The very first thing most of us drummers do when giving our drum set new life is replace the heads. While this is a very important aspect, there exists an even more important step that’s often skipped. In fact, I’ve seen and played far too many drum kits that have simply been neglected in the housekeeping department.
Cleaning your drums and cymbals not only keeps them looking shiny and new, it actually helps them sound better!
Form a Habit

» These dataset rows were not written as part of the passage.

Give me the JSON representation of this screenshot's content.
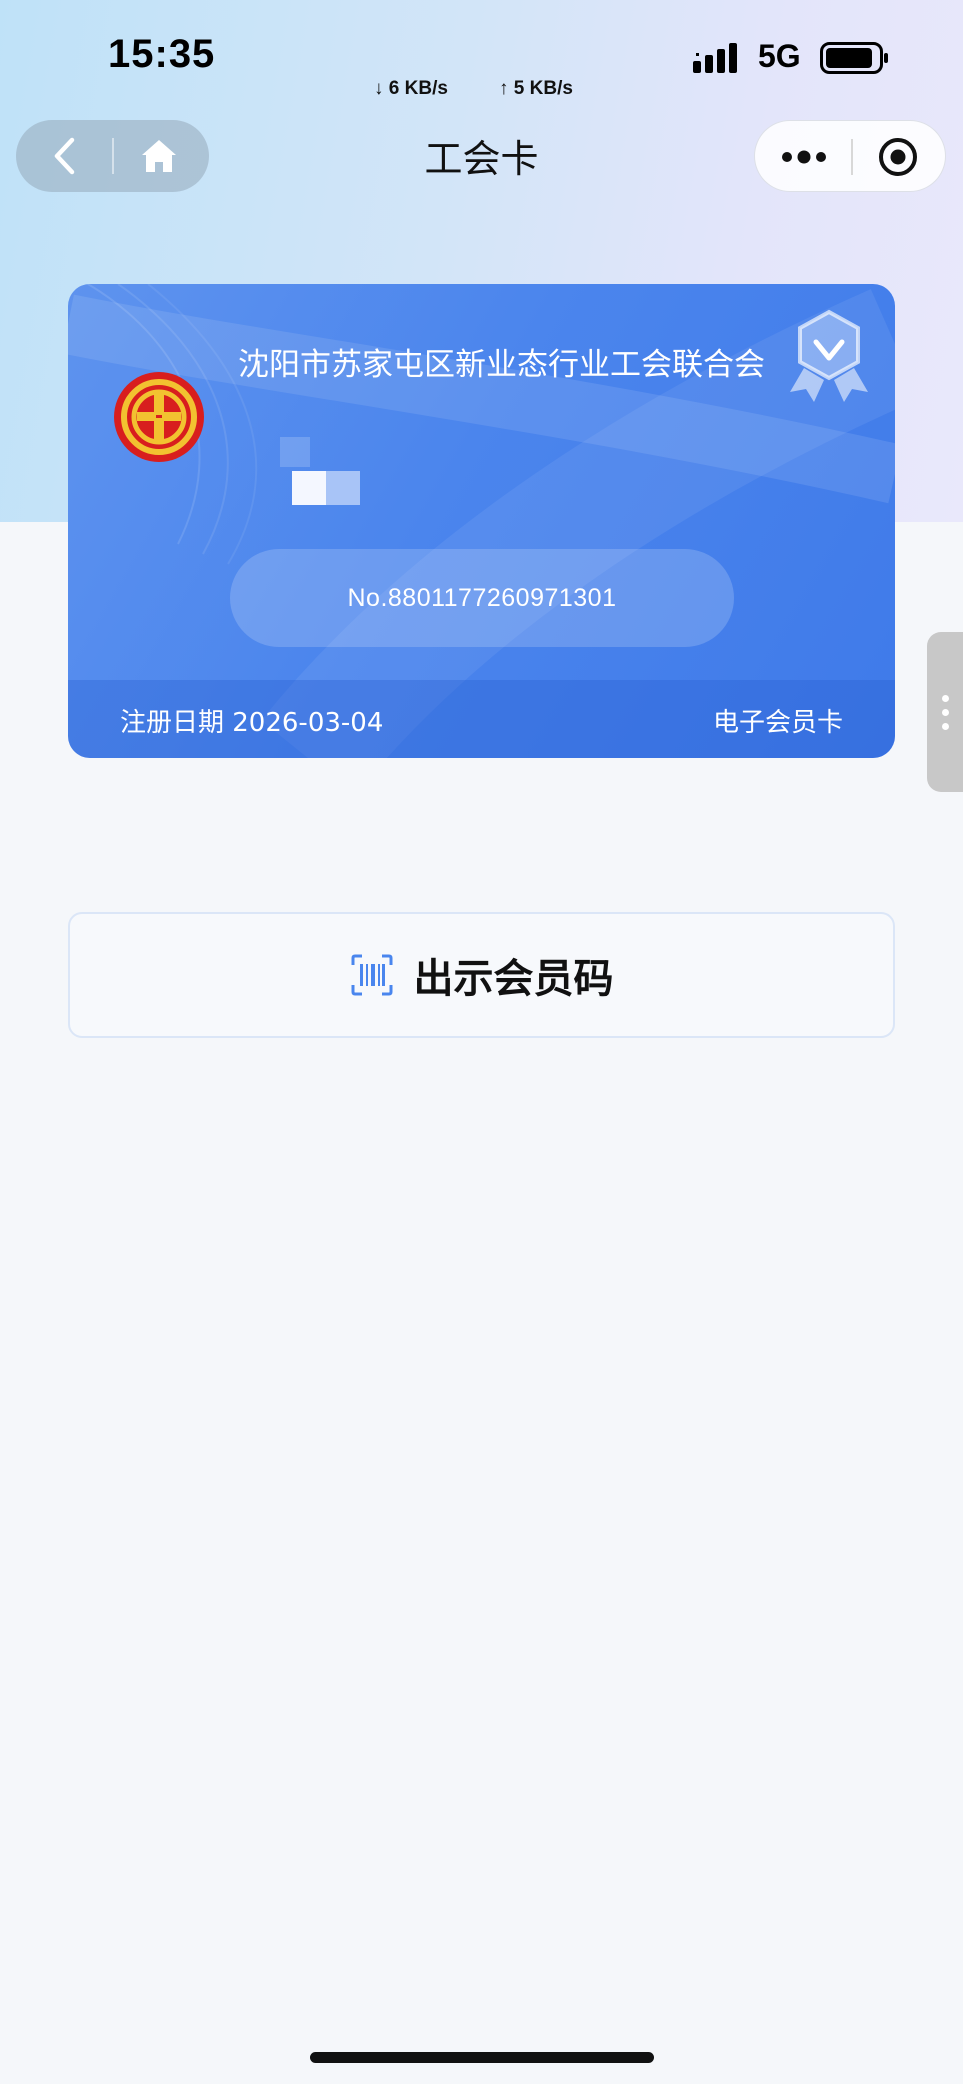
{
  "status_bar": {
    "time": "15:35",
    "download_speed": "↓ 6 KB/s",
    "upload_speed": "↑ 5 KB/s",
    "network": "5G",
    "battery_level": 0.8
  },
  "nav": {
    "title": "工会卡",
    "back_icon": "chevron-left-icon",
    "home_icon": "home-icon",
    "more_icon": "more-dots-icon",
    "close_icon": "target-close-icon"
  },
  "card": {
    "org_name": "沈阳市苏家屯区新业态行业工会联合会",
    "card_number": "No.8801177260971301",
    "registration_date_label": "注册日期 2026-03-04",
    "card_type": "电子会员卡",
    "colors": {
      "card_blue": "#4b85ed",
      "emblem_red": "#d81e1e",
      "emblem_gold": "#f2c230"
    }
  },
  "actions": {
    "show_code_label": "出示会员码",
    "show_code_icon": "barcode-scan-icon"
  }
}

Keeping your drums and playing area clean and clutter-free should be one of the first things you take note of every time you sit down to play your kit. Most habits take 3-4 weeks to actually take hold. Of course, there are good and bad habits. Cleaning your drums & cymbals is one habit I would highly recommend starting. When you sit down to play a gig, record or rehearse and your drums and surrounding playing area looks dirty and messy, you’re playing will suffer. One of the first things I learned when taking drum lessons was to be comfortable. If things around me are in disarray, I don’t perform as well. After every session or rehearsal, clean up after yourself. Take pride in your instrument. Form a new habit.
No matter if you own a brand new kit straight off the show room floor or a vintage set you bought on Ebay, take a step back and look at your instrument. Are the cymbals cracked? Are there stick shredding all over the carpet and in the rims? Do the heads have black marks and divots? Are there any broken lug casings?
Whatever the situation, be sure to look over every aspect of the drums, cymbals and hardware. Literally take note of what should be replaced. Not only will this help you place your next drum parts order, but it also puts your playing style in perspective as well. For example, if there are always divots in your drum heads perhaps you’re hitting too hard. Or if your cymbals are always chipped or cracked, perhaps your cymbal angle needs to be adjusted.
A Few Tips
When you’re ready to clean things up, here are a few efforts I like to make to keep everything looking and sounding good:
Shells - First, never use an abrasive cleaner on the shells. An abrasive cleaner will permanently scratch that beautiful finish—you don’t want that, believe me. What I typically use is either a simple water and vinegar solution or a glass cleaner like wind-ex. Also, another quick tip: never use ammonia! Ammonia can fade the finish quickly and isn’t safe on most lacquered or wrapped finishes. Simply dusting the shells and heads off with a dust cloth works great.
Cymbals - What I love about aged cymbals is the oils of your hands and natural oxidation actually warms and softens the tone of the cymbal. I personally own a 16″ A Custom Zildjian that sounds better now than it did when I bought it 8 years ago! However, if you have other cymbals that have joined the family recently, you may want to clean things up to have everything looking shiny and new. If so, try using any type of metal polish including ones made by cymbal and drum companies.
More importantly, though, take a look at the cymbal very carefully. If you have any sign of key holing, cracks or chips, it’s time to re-think how you’re hitting those cymbals. Don’t buy a new cymbal until you’ve figured out why that’s happening.
Hardware - Again, using any chrome or metal polish for the hardware works great. This isn’t as important as keeping the toms and cymbals grime free, but hardware does tend to get abused. First and foremost, take inventory. Make sure all of your wing nuts and cymbal sleeves are there. If you’re playing your cymbals with no protective sleeve, you WILL have key holing.
The Bottom Line
The point I’m attempting to drive home is simple: If you love to play drums, take pride in your instrument. Keep things clean, grime and clutter free. I promise, your drums will sound better and you will play better as a result.